TASK TO CARRY OUT: The records must be returned word for word.

*** Opening EXCERPTED DATA ***

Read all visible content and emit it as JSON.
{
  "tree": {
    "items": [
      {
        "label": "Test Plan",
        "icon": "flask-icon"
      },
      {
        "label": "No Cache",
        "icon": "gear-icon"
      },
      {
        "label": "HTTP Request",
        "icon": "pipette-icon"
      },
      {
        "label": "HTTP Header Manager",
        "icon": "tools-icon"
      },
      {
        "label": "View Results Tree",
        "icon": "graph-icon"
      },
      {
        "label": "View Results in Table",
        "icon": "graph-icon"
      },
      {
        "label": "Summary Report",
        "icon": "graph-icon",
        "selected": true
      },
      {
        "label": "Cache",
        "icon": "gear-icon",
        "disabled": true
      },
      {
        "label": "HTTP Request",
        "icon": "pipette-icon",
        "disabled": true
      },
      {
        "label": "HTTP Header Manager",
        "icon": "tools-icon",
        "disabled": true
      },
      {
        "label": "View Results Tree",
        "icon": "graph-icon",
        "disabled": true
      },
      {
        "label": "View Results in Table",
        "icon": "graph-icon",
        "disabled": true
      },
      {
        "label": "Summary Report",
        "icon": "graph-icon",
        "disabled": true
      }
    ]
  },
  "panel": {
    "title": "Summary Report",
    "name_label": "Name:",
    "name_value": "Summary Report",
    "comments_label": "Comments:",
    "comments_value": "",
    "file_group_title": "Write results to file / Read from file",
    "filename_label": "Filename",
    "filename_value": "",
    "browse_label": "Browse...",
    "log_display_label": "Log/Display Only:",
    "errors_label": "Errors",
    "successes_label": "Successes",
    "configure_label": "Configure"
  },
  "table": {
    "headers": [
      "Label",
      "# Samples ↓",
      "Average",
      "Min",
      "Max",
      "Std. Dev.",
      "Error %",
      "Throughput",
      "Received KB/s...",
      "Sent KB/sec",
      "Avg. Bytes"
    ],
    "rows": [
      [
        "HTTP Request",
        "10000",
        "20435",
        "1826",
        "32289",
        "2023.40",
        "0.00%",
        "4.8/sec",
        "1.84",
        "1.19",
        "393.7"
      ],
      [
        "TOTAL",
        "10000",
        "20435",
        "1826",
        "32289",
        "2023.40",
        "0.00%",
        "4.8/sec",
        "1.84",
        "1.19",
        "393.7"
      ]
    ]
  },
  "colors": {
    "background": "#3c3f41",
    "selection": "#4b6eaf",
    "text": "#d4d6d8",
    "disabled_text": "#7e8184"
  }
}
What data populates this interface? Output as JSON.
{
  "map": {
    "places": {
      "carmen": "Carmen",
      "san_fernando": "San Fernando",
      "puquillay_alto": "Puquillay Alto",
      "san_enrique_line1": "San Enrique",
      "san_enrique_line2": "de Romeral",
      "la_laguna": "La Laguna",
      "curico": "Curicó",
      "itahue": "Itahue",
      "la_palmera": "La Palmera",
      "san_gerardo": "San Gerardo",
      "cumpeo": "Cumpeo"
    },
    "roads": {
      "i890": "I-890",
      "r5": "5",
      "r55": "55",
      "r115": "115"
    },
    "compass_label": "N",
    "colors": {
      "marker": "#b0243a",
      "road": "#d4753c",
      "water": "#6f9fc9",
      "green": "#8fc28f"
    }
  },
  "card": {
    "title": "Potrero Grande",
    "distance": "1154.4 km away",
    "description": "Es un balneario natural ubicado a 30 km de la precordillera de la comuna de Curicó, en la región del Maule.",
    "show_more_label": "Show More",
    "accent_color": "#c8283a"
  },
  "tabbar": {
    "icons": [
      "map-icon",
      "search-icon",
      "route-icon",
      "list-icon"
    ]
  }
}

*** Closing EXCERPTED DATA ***

SOLUTION TO THIS TASK:
Read all visible content and emit it as JSON.
{
  "tree": {
    "items": [
      {
        "label": "Test Plan",
        "icon": "flask-icon"
      },
      {
        "label": "No Cache",
        "icon": "gear-icon"
      },
      {
        "label": "HTTP Request",
        "icon": "pipette-icon"
      },
      {
        "label": "HTTP Header Manager",
        "icon": "tools-icon"
      },
      {
        "label": "View Results Tree",
        "icon": "graph-icon"
      },
      {
        "label": "View Results in Table",
        "icon": "graph-icon"
      },
      {
        "label": "Summary Report",
        "icon": "graph-icon",
        "selected": true
      },
      {
        "label": "Cache",
        "icon": "gear-icon",
        "disabled": true
      },
      {
        "label": "HTTP Request",
        "icon": "pipette-icon",
        "disabled": true
      },
      {
        "label": "HTTP Header Manager",
        "icon": "tools-icon",
        "disabled": true
      },
      {
        "label": "View Results Tree",
        "icon": "graph-icon",
        "disabled": true
      },
      {
        "label": "View Results in Table",
        "icon": "graph-icon",
        "disabled": true
      },
      {
        "label": "Summary Report",
        "icon": "graph-icon",
        "disabled": true
      }
    ]
  },
  "panel": {
    "title": "Summary Report",
    "name_label": "Name:",
    "name_value": "Summary Report",
    "comments_label": "Comments:",
    "comments_value": "",
    "file_group_title": "Write results to file / Read from file",
    "filename_label": "Filename",
    "filename_value": "",
    "browse_label": "Browse...",
    "log_display_label": "Log/Display Only:",
    "errors_label": "Errors",
    "successes_label": "Successes",
    "configure_label": "Configure"
  },
  "table": {
    "headers": [
      "Label",
      "# Samples ↓",
      "Average",
      "Min",
      "Max",
      "Std. Dev.",
      "Error %",
      "Throughput",
      "Received KB/s...",
      "Sent KB/sec",
      "Avg. Bytes"
    ],
    "rows": [
      [
        "HTTP Request",
        "10000",
        "20435",
        "1826",
        "32289",
        "2023.40",
        "0.00%",
        "4.8/sec",
        "1.84",
        "1.19",
        "393.7"
      ],
      [
        "TOTAL",
        "10000",
        "20435",
        "1826",
        "32289",
        "2023.40",
        "0.00%",
        "4.8/sec",
        "1.84",
        "1.19",
        "393.7"
      ]
    ]
  },
  "colors": {
    "background": "#3c3f41",
    "selection": "#4b6eaf",
    "text": "#d4d6d8",
    "disabled_text": "#7e8184"
  }
}
What data populates this interface? Output as JSON.
{
  "map": {
    "places": {
      "carmen": "Carmen",
      "san_fernando": "San Fernando",
      "puquillay_alto": "Puquillay Alto",
      "san_enrique_line1": "San Enrique",
      "san_enrique_line2": "de Romeral",
      "la_laguna": "La Laguna",
      "curico": "Curicó",
      "itahue": "Itahue",
      "la_palmera": "La Palmera",
      "san_gerardo": "San Gerardo",
      "cumpeo": "Cumpeo"
    },
    "roads": {
      "i890": "I-890",
      "r5": "5",
      "r55": "55",
      "r115": "115"
    },
    "compass_label": "N",
    "colors": {
      "marker": "#b0243a",
      "road": "#d4753c",
      "water": "#6f9fc9",
      "green": "#8fc28f"
    }
  },
  "card": {
    "title": "Potrero Grande",
    "distance": "1154.4 km away",
    "description": "Es un balneario natural ubicado a 30 km de la precordillera de la comuna de Curicó, en la región del Maule.",
    "show_more_label": "Show More",
    "accent_color": "#c8283a"
  },
  "tabbar": {
    "icons": [
      "map-icon",
      "search-icon",
      "route-icon",
      "list-icon"
    ]
  }
}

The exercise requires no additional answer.